----- DATA PROVIDED -----
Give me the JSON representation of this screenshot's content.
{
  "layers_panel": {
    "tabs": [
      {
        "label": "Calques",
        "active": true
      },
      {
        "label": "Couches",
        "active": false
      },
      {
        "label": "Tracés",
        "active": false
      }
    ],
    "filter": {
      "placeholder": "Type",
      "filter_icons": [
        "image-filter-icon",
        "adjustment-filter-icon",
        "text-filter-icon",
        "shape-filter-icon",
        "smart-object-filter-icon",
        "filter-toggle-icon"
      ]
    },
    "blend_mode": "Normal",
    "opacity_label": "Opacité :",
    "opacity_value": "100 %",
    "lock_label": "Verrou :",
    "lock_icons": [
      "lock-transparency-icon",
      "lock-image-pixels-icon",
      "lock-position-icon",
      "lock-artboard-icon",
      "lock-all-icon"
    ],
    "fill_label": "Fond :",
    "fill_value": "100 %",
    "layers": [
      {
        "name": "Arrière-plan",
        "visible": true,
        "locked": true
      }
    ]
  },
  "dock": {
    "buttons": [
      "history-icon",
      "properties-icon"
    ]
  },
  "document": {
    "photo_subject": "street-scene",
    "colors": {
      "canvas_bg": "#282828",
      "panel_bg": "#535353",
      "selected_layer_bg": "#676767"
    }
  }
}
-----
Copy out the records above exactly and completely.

## TASK ANSWER
Give me the JSON representation of this screenshot's content.
{
  "layers_panel": {
    "tabs": [
      {
        "label": "Calques",
        "active": true
      },
      {
        "label": "Couches",
        "active": false
      },
      {
        "label": "Tracés",
        "active": false
      }
    ],
    "filter": {
      "placeholder": "Type",
      "filter_icons": [
        "image-filter-icon",
        "adjustment-filter-icon",
        "text-filter-icon",
        "shape-filter-icon",
        "smart-object-filter-icon",
        "filter-toggle-icon"
      ]
    },
    "blend_mode": "Normal",
    "opacity_label": "Opacité :",
    "opacity_value": "100 %",
    "lock_label": "Verrou :",
    "lock_icons": [
      "lock-transparency-icon",
      "lock-image-pixels-icon",
      "lock-position-icon",
      "lock-artboard-icon",
      "lock-all-icon"
    ],
    "fill_label": "Fond :",
    "fill_value": "100 %",
    "layers": [
      {
        "name": "Arrière-plan",
        "visible": true,
        "locked": true
      }
    ]
  },
  "dock": {
    "buttons": [
      "history-icon",
      "properties-icon"
    ]
  },
  "document": {
    "photo_subject": "street-scene",
    "colors": {
      "canvas_bg": "#282828",
      "panel_bg": "#535353",
      "selected_layer_bg": "#676767"
    }
  }
}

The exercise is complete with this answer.